This life-size study of a model’s head and shoulders evokes a tradition of heroic and divine imagery stretching back to antiquity. The far-off gaze would conventionally suggest philosophical reflection or moral aspiration, while the heavy red cloak billows out like the costume of a saint in seventeenth-century religious art.
The painting is closely linked to John Simpson’s larger subject painting The Captive Slave 1827, which reappeared on the art market and was purchased by the Art Institute of Chicago in 2008, showing the same sitter but in half-length format, manacled to a bench. That painting was exhibited in London in 1827 accompanied by lines from William Cowper’s anti-slavery poem ‘Charity’ (1782). Although the slave trade had been made illegal within the British Empire in 1807, slavery continued in British colonies until the 1830s and remained a hugely divisive political issue. Simpson’s paintings can, therefore, be interpreted as interventions in an ongoing dispute about race and slavery.
The present painting was shown as ‘Head of a Black’ at the exhibition of the British Institution in 1827. Although exhibited originally as an anonymous figure, the model appears to be the American actor Ira Frederick Aldridge (1807–1867). He had come to Britain in 1824 and made his debut on the London stage in 1825. In the face of much racial prejudice he took on a wide variety of roles and established an international reputation. He was painted by several artists in the early stages of his career, including John Jackson, Henry Perronet Briggs and James Northcote.

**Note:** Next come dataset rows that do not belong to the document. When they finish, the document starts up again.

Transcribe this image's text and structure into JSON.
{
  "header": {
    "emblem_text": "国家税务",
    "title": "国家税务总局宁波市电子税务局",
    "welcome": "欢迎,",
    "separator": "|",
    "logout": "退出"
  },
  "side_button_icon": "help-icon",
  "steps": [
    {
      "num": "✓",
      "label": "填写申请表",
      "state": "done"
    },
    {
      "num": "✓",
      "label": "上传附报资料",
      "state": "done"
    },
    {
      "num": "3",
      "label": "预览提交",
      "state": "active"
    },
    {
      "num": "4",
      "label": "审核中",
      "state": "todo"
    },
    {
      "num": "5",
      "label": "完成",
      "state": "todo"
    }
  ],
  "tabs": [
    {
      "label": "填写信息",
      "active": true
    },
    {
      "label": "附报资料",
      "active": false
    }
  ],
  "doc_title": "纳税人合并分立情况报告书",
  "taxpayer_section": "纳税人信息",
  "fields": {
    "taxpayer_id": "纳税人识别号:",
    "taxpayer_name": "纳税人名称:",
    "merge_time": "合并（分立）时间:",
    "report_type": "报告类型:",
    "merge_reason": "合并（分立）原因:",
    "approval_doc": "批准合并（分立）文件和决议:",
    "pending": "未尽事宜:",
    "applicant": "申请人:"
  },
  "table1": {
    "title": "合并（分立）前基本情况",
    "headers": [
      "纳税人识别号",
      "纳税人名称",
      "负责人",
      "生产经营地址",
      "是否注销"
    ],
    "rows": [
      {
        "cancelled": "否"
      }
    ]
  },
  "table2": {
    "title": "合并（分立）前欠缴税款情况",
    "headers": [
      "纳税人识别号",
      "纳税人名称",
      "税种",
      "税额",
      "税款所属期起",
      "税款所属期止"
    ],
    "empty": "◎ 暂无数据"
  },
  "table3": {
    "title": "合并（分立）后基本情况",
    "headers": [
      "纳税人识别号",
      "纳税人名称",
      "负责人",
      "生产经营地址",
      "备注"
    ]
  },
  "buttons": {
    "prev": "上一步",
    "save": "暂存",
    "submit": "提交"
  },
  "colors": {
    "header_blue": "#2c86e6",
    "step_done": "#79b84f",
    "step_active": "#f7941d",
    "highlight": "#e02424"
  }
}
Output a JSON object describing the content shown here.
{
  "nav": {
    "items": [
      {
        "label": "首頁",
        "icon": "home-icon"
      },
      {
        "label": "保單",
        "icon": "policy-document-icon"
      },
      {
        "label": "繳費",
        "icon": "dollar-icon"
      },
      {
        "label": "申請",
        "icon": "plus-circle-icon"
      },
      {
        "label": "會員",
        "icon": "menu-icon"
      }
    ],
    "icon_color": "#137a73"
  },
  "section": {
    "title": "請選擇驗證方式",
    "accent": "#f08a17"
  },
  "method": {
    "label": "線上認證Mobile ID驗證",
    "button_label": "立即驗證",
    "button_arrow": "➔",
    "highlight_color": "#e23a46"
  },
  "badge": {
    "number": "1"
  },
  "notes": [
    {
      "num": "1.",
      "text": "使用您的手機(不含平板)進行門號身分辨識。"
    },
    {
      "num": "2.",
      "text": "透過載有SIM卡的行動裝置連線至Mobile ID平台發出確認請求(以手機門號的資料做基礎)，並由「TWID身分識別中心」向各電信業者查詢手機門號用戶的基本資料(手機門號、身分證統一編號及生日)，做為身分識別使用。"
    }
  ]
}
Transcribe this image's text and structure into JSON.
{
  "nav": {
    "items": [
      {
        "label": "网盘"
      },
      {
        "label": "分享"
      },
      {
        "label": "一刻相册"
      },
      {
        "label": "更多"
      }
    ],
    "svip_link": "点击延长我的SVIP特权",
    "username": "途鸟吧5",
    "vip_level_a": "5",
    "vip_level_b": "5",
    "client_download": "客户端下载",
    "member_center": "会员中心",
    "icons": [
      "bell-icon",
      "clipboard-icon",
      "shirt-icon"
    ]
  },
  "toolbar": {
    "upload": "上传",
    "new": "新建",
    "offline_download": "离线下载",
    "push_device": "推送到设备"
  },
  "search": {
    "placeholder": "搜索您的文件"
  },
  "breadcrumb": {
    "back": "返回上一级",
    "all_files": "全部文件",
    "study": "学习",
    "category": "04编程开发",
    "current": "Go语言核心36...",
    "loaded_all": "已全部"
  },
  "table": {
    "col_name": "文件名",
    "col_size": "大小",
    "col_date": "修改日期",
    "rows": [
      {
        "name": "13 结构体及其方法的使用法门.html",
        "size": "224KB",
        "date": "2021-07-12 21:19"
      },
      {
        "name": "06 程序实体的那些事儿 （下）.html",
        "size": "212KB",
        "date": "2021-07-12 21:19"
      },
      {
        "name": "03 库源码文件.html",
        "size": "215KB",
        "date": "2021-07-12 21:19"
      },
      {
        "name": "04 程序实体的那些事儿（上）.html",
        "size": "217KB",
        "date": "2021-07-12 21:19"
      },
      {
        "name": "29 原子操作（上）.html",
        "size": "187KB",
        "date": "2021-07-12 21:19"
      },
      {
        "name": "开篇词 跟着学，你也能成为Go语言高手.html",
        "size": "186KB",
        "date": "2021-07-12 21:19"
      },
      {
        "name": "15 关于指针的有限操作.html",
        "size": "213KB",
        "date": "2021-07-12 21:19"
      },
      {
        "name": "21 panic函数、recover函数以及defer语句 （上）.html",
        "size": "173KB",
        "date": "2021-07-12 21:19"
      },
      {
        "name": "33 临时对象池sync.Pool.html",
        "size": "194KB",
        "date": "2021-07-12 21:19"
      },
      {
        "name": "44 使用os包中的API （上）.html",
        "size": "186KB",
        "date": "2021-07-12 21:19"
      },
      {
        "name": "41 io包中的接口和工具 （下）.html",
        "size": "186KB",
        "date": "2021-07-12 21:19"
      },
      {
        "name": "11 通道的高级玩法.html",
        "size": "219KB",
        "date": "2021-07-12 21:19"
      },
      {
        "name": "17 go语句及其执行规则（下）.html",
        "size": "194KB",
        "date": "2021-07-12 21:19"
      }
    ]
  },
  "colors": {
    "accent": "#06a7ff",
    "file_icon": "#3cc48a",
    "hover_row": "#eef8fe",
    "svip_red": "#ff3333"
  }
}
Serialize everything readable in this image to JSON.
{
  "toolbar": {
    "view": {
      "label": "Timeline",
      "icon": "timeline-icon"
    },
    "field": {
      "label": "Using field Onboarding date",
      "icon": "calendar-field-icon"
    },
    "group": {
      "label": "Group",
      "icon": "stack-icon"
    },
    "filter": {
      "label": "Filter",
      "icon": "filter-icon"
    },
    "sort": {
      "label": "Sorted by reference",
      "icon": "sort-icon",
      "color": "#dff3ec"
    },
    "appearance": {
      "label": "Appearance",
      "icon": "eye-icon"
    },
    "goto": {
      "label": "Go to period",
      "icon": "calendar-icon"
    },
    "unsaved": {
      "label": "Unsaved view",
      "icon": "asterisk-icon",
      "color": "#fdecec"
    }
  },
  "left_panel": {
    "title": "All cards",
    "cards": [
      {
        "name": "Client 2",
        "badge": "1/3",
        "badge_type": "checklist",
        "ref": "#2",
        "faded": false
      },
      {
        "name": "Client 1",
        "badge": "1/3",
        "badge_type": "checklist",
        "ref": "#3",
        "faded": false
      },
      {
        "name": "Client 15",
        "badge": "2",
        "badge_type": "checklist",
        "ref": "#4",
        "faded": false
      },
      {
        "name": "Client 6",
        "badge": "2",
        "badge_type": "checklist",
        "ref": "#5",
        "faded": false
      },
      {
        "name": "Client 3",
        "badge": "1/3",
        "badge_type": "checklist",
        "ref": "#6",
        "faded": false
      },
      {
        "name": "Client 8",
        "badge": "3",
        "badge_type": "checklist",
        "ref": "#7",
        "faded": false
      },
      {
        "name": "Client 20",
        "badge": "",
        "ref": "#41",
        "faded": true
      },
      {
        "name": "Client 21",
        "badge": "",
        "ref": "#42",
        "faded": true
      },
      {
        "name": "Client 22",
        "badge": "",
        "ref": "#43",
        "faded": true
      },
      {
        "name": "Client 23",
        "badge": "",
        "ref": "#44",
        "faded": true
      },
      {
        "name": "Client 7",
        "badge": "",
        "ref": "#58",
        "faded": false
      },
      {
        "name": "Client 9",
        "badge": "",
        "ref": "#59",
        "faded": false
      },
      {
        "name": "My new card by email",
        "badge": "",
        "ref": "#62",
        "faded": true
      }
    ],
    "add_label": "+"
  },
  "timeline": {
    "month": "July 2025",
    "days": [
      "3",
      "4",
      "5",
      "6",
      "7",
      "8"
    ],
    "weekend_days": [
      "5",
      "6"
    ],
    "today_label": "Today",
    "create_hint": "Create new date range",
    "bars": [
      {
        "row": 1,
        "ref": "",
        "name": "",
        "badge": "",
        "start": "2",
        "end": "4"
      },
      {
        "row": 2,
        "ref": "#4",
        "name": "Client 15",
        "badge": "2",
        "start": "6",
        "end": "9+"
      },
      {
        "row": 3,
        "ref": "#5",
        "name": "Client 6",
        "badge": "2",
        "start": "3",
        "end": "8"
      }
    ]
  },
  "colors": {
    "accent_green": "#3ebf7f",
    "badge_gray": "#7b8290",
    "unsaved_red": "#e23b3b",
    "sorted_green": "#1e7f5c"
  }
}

The painting was probably purchased at the time of its exhibition by the important patron of contemporary British art, Robert Vernon. He presented his collection to the nation in 1847. When the work was engraved in the Art Journal in 1853, it was given the title of ‘The Negro’ and mistakenly attributed to ‘W. Simpson’ (The Art Journal, vol.9, 1853, p.312). The accompanying text imagined it as a suitable illustration of the lead character in Harriet Beecher Stowe’s recent and hugely popular novel Uncle Tom’s Cabin (1852): ‘for it is a fine noble face, notwithstanding its African origin, and its melancholy expression, as if the spirit could never, even though schooled into submission by the principles of Christianity, become inured to the state of degradation into which the body is subjected’. This commentary, connecting the image to one of the defining texts of modern racial attitudes and praising the physical beauty of the sitter in a highly qualified way, conveys an ambiguous appreciation of the work in line with dominant Victorian attitudes to race. The painting was kept among the ‘Miscellaneous Works’ in the basement of the National Gallery in the later nineteenth century, and it appears to have been mainly in storage since being transferred to the Tate Gallery in 1919. Its potential historical importance has subsequently become clearer with the re-appearance of The Captive Slave and renewed interest in the life and career of Aldridge.
Paul Gilroy, Picturing Blackness in British Art 1700s–1990s, exhibition pamphlet, Tate Gallery, London 1995, no.13.
Jan Marsh (ed.), Black Victorians: Black People in British Art 1800–1900, exhibition catalogue, Manchester City Art Gallery, Manchester 2005, no.88.
Martin Postle, ‘The Captive Slave by John Simpson (1782–1847): A Rediscovered Masterpiece’, British Art Journal, vol.9, no.3, 2009, pp.18–26.